- **What is required**
The word "Print": in how many lines of the records does it appear? Reply with the number alone.

- **Input material**
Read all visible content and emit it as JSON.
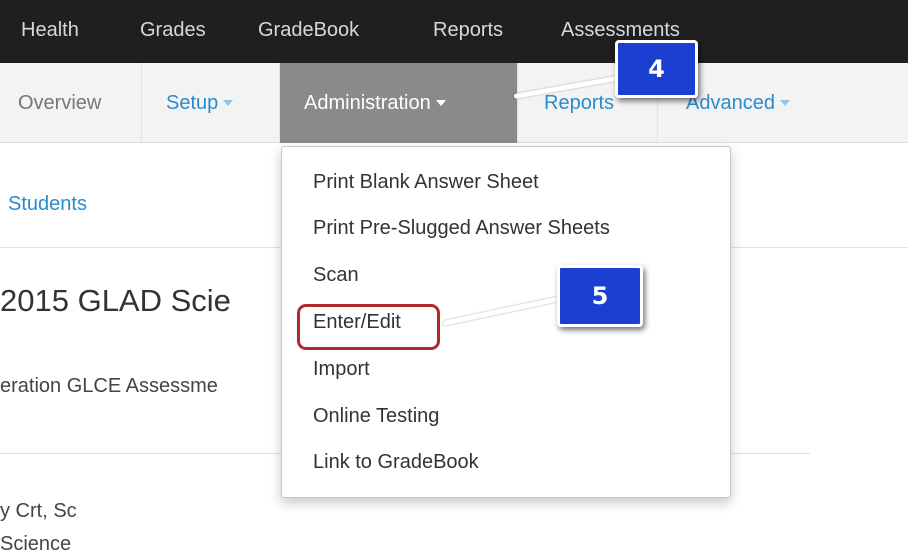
{
  "top_nav": {
    "items": [
      "Health",
      "Grades",
      "GradeBook",
      "Reports",
      "Assessments"
    ]
  },
  "sub_nav": {
    "overview": "Overview",
    "setup": "Setup",
    "administration": "Administration",
    "reports": "Reports",
    "advanced": "Advanced"
  },
  "page": {
    "students_link": "Students",
    "title_fragment": "2015 GLAD Scie",
    "subtitle_fragment": "eration GLCE Assessme",
    "detail_line_1": "y Crt, Sc",
    "detail_line_2": "Science"
  },
  "dropdown": {
    "items": [
      "Print Blank Answer Sheet",
      "Print Pre-Slugged Answer Sheets",
      "Scan",
      "Enter/Edit",
      "Import",
      "Online Testing",
      "Link to GradeBook"
    ]
  },
  "callouts": {
    "step_4": "4",
    "step_5": "5"
  },
  "colors": {
    "top_nav_bg": "#1f1f1f",
    "active_tab_bg": "#8a8a8a",
    "link": "#2a8ccd",
    "badge": "#1a3fd1",
    "highlight": "#b02a2a"
  }
}
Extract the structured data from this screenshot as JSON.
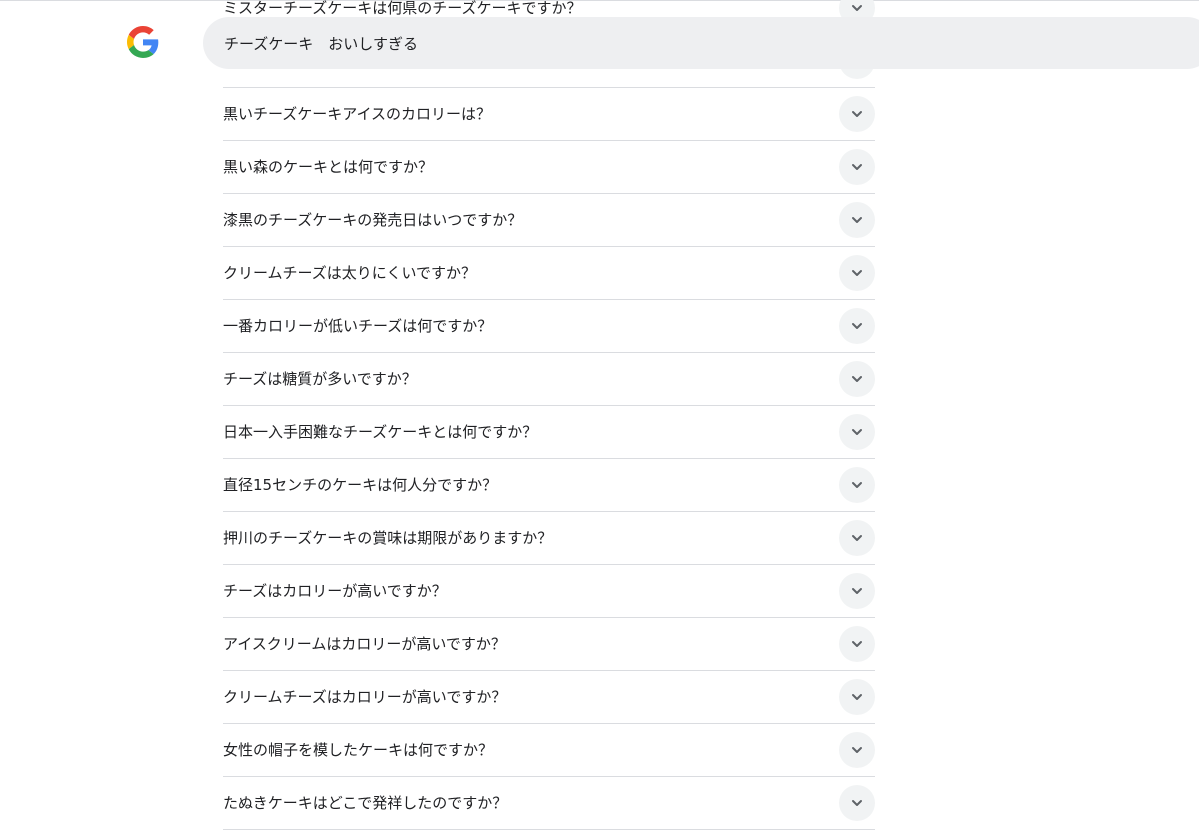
{
  "search": {
    "query": "チーズケーキ　おいしすぎる"
  },
  "icons": {
    "logo": "google-g-logo",
    "expand": "chevron-down-icon"
  },
  "colors": {
    "chip_bg": "#f1f3f4",
    "divider": "#dadce0",
    "search_bg": "#eeeff1"
  },
  "questions": [
    "ミスターチーズケーキは何県のチーズケーキですか？",
    "黒いチーズケーキアイスのカロリーは？",
    "黒い森のケーキとは何ですか？",
    "漆黒のチーズケーキの発売日はいつですか？",
    "クリームチーズは太りにくいですか？",
    "一番カロリーが低いチーズは何ですか？",
    "チーズは糖質が多いですか？",
    "日本一入手困難なチーズケーキとは何ですか？",
    "直径15センチのケーキは何人分ですか？",
    "押川のチーズケーキの賞味は期限がありますか？",
    "チーズはカロリーが高いですか？",
    "アイスクリームはカロリーが高いですか？",
    "クリームチーズはカロリーが高いですか？",
    "女性の帽子を模したケーキは何ですか？",
    "たぬきケーキはどこで発祥したのですか？"
  ]
}
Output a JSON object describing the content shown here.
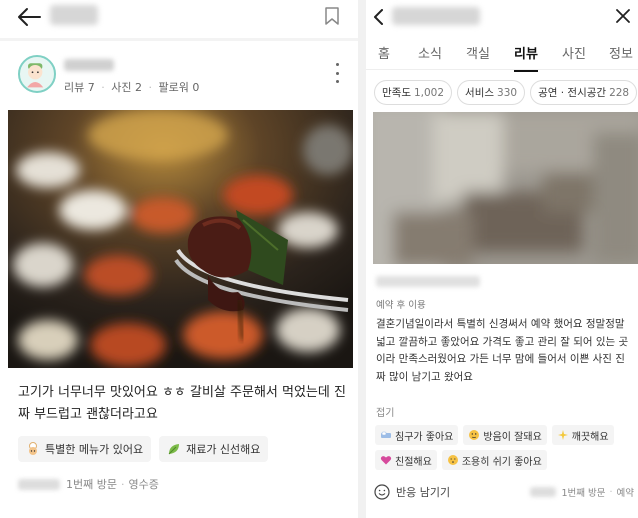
{
  "left": {
    "profile": {
      "reviews": "리뷰 7",
      "photos": "사진 2",
      "followers": "팔로워 0"
    },
    "review": {
      "text": "고기가 너무너무 맛있어요 ㅎㅎ 갈비살 주문해서 먹었는데 진짜 부드럽고 괜찮더라고요"
    },
    "tags": [
      {
        "icon": "chef-icon",
        "label": "특별한 메뉴가 있어요"
      },
      {
        "icon": "leaf-icon",
        "label": "재료가 신선해요"
      }
    ],
    "visit": {
      "count": "1번째 방문",
      "receipt": "영수증"
    }
  },
  "right": {
    "tabs": [
      "홈",
      "소식",
      "객실",
      "리뷰",
      "사진",
      "정보"
    ],
    "active_tab": "리뷰",
    "chips": [
      {
        "label": "만족도",
        "count": "1,002"
      },
      {
        "label": "서비스",
        "count": "330"
      },
      {
        "label": "공연 · 전시공간",
        "count": "228"
      }
    ],
    "reserved_label": "예약 후 이용",
    "review_text": "결혼기념일이라서 특별히 신경써서 예약 했어요 정말정말 넓고 깔끔하고 좋았어요 가격도 좋고 관리 잘 되어 있는 곳이라 만족스러웠어요 가든 너무 맘에 들어서 이쁜 사진 진짜 많이 남기고 왔어요",
    "fold_label": "접기",
    "tags": [
      {
        "icon": "bed-icon",
        "label": "침구가 좋아요"
      },
      {
        "icon": "soundproof-icon",
        "label": "방음이 잘돼요"
      },
      {
        "icon": "sparkle-icon",
        "label": "깨끗해요"
      },
      {
        "icon": "heart-icon",
        "label": "친절해요"
      },
      {
        "icon": "quiet-icon",
        "label": "조용히 쉬기 좋아요"
      }
    ],
    "reaction_label": "반응 남기기",
    "visit_count": "1번째 방문",
    "visit_type": "예약"
  },
  "colors": {
    "avatar_ring": "#7fd0c4",
    "tag_bg": "#f4f4f4",
    "active_tab": "#111111"
  }
}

- **Final answer**
2